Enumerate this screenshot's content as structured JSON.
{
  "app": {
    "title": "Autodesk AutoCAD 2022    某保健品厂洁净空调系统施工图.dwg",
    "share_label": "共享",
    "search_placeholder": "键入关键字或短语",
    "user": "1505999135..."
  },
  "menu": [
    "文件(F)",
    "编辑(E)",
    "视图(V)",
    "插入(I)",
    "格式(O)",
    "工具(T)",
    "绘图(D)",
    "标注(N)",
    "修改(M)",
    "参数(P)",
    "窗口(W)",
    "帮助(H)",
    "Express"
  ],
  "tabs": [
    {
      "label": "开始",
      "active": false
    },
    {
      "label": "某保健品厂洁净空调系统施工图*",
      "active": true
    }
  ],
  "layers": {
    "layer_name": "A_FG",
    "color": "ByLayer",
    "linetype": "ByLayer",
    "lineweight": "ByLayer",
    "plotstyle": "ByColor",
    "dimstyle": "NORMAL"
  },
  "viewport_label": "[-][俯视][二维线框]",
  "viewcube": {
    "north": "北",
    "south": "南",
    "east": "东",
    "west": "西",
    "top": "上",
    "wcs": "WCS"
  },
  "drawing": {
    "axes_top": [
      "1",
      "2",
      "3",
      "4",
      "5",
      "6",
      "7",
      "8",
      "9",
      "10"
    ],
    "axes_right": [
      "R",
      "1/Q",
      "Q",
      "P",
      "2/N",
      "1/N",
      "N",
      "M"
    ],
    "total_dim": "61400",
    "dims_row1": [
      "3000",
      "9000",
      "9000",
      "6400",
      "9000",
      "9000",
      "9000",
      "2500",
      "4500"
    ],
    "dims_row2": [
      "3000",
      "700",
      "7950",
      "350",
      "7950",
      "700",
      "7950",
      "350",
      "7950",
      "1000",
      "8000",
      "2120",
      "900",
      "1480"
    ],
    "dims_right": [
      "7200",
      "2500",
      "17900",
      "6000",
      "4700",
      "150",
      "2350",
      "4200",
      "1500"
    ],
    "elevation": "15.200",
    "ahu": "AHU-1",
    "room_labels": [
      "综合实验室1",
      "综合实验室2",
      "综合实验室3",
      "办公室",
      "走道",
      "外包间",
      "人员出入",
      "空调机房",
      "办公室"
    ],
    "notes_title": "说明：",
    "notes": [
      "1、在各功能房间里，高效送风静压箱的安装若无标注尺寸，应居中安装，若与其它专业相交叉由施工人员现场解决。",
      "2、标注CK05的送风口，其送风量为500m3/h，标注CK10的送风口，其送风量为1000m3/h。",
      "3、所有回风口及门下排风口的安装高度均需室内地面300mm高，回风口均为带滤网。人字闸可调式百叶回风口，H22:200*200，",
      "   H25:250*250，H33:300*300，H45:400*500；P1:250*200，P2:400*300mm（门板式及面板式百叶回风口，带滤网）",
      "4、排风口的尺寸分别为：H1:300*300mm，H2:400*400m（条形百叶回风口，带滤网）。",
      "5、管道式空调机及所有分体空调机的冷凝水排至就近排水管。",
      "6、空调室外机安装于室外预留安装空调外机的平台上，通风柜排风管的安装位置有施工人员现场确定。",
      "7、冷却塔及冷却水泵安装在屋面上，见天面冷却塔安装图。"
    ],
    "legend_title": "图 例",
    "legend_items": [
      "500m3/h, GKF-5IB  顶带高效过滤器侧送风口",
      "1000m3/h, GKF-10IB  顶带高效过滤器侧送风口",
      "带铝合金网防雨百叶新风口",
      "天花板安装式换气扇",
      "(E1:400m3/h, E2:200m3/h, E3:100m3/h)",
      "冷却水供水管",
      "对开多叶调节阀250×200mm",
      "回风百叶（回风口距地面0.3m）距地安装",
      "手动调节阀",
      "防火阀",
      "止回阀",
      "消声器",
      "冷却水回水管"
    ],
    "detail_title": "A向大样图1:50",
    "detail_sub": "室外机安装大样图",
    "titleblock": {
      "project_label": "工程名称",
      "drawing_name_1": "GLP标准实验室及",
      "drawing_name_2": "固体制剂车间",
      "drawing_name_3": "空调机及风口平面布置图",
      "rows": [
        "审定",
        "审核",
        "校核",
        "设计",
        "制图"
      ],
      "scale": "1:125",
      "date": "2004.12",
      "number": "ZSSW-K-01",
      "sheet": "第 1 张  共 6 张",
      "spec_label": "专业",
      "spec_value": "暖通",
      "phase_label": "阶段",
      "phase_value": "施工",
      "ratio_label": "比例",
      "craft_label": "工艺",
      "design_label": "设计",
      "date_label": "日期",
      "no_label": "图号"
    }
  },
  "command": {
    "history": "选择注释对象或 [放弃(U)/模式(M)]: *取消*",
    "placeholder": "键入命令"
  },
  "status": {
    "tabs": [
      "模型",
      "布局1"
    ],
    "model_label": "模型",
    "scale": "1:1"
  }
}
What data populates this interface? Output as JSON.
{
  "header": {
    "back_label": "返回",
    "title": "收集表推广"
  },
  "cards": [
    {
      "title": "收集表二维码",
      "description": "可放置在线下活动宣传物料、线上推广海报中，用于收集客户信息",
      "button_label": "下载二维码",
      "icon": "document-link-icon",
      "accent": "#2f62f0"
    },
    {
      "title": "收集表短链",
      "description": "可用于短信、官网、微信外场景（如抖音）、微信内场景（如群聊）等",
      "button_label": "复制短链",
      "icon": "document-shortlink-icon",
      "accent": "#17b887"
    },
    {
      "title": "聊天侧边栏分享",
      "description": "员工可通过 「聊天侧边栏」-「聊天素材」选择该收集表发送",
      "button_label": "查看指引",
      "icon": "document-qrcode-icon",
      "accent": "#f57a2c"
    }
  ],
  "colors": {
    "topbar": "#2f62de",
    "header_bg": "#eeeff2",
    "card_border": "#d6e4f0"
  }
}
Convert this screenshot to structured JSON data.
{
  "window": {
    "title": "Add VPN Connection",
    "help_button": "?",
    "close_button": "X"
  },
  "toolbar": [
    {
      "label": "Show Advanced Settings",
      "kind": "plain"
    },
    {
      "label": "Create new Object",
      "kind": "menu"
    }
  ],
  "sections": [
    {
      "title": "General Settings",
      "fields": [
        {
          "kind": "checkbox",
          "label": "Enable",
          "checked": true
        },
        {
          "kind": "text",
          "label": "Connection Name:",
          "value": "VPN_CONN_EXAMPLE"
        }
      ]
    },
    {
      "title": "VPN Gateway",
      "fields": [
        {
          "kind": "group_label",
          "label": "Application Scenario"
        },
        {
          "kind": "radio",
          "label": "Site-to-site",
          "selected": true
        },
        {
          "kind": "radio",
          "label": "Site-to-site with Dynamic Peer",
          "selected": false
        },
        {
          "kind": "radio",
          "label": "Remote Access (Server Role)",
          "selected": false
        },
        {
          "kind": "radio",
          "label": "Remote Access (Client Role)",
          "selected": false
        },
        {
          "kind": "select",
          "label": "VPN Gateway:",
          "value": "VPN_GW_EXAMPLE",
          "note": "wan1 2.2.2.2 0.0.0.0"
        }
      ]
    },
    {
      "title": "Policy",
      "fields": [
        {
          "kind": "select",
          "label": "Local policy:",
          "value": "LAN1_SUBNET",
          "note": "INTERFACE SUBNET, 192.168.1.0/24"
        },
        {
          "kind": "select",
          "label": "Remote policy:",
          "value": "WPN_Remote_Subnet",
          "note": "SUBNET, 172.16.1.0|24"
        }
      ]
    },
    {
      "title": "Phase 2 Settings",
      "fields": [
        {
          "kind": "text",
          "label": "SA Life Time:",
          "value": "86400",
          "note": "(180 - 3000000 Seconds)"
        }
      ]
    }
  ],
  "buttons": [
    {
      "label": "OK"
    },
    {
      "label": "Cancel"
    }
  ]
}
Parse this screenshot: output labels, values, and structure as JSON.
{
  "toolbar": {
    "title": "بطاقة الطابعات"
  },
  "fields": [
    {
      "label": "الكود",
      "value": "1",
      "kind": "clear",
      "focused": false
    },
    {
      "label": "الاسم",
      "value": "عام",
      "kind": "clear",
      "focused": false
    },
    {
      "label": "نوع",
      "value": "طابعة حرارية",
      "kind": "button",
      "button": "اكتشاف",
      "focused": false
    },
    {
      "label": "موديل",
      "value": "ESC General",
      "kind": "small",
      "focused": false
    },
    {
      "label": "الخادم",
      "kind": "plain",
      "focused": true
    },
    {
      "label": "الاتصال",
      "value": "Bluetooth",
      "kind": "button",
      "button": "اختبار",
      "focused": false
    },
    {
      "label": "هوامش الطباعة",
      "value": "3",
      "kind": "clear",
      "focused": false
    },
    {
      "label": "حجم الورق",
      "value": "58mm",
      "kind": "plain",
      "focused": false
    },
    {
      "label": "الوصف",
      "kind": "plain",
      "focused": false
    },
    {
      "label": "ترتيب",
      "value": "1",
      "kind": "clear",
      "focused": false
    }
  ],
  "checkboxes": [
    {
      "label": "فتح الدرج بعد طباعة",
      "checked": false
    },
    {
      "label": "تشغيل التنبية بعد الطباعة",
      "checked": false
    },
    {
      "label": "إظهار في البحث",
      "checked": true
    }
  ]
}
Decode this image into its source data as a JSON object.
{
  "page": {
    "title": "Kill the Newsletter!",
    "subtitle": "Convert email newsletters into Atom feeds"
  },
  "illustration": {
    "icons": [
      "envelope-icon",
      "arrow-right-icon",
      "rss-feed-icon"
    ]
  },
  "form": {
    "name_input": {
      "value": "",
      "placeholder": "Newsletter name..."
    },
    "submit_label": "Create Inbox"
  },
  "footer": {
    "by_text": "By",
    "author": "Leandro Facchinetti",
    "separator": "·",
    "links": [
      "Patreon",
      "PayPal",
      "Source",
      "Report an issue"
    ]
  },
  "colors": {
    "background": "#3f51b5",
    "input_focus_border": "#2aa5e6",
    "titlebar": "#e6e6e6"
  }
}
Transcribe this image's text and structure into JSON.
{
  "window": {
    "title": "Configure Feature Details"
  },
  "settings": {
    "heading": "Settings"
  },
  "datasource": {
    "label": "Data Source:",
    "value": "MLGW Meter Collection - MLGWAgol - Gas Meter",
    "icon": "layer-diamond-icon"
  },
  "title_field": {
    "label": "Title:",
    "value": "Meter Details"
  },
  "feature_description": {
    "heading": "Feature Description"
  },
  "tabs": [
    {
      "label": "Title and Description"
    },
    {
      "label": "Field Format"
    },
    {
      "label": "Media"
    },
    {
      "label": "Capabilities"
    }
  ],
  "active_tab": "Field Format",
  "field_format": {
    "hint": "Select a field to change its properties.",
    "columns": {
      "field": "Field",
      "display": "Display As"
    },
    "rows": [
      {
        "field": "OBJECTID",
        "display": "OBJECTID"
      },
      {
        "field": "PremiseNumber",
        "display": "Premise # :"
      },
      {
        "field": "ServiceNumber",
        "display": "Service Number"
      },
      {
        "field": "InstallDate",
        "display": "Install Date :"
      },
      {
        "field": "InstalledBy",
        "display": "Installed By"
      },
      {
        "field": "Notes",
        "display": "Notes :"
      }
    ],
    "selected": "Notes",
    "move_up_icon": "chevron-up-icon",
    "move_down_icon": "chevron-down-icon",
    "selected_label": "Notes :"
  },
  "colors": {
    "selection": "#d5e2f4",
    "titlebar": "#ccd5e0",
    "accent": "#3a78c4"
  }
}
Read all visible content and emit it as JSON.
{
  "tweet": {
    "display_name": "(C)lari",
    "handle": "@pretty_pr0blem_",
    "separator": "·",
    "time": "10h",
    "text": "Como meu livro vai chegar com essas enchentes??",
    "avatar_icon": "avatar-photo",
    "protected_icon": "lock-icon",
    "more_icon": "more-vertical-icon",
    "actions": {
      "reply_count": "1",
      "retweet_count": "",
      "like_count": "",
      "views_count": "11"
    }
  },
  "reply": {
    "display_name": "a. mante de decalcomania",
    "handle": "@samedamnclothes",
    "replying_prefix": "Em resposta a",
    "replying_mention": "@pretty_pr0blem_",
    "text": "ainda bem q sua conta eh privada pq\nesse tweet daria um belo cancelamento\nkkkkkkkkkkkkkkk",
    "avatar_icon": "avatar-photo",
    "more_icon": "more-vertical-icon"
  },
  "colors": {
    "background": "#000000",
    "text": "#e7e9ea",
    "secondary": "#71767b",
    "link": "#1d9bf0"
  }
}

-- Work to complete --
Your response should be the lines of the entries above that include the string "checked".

-- Answer box --
          "checked": true
      "checked": false
      "checked": false
      "checked": true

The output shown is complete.